From Timpohon Gate to Laban Rata
Excluding the killing stairs and the long distance (6km), the whole journey from Timpohon Gate to Laban Rata was good. The weather was good, it was not too hot or too cold for me to handle. Upon reaching Laban Rata at about 4.10pm, I went straight to the dining area to feed my starving tummy.  Never did I know that that would be my last meal until the next 27 hours.

At 1.00am the next day, Charlene, Lilian and I woke up to prepare our supper.  Since our room (Gunting Lagadan Hut) was located 500meter from the diner, we decided to have only bread and coffee for energy, not willing to waste our breath going down to the diner to have our supper. About 2.50am, we were all ready to start our journey to the summit, after our awesome guide; Faldey gave the briefing. The journey was good, though tiring, and nothing extraordinary happened along the way. But one thing that I realize was that the higher our ascent, the more mice I saw. They were like running away from something but I thought it was natural. (I have forgotten to mention this to Orangsabah).

Taken minutes before the earthquake

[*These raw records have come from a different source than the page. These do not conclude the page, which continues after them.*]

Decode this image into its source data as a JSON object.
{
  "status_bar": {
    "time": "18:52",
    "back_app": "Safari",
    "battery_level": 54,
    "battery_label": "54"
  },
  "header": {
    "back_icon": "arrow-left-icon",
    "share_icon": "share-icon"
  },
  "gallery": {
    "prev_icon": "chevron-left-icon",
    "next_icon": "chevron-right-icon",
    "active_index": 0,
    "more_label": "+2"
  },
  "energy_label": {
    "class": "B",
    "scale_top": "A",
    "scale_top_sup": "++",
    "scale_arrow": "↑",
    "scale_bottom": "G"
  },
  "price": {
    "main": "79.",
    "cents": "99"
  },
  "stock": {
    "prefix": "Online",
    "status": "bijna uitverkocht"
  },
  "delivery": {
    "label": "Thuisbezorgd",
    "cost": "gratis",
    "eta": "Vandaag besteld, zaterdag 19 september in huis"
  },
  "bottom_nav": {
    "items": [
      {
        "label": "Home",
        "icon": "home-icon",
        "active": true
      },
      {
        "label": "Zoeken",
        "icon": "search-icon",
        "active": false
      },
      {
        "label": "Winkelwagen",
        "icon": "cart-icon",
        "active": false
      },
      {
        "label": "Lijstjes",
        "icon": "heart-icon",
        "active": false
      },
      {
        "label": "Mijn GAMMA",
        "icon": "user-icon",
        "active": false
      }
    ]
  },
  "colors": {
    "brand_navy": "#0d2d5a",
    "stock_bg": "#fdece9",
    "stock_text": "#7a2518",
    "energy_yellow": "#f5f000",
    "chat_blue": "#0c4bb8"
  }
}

The donkey's ear
So when I reached the peak at around 6.40am (thanks to Faldey for making it possible for me to reach the peak. Like I said, I am physically weak, but because of him, I managed to reach the top), like usual, we took lots of pictures, and yet, we felt nothing unusual. At 7.00am, the guide asked us to start descending but we were too engrossed with the beauty of mount Kinabalu that we ignored him. So we move around capturing the scenery and some ‘selfies’ , until suddenly the mountain shook so strongly that it left us speechless for about 2 seconds. It was around 7.15am. Then as if awakened from a trance everybody started running back towards the peak trying to avoid being thrown down the gorge. I have never been so terrified in my life. The tremor lasted for a few seconds, and that was when the Donkey’s ear suddenly broke and fell down, in a slow motion that it felt unreal and the falling rocks started rolling toward us. I really-really thought that we were going to die that day. Luckily, it didn’t go straight to the place where we were gathered, but it went down and suddenly stopped midway. We were all in shock even the guides themselves. It was like some unseen hands had pushed the rolling rocks from the fallen ‘donkeys ears’ away from us and rolled over to the other side.  

...to be continued....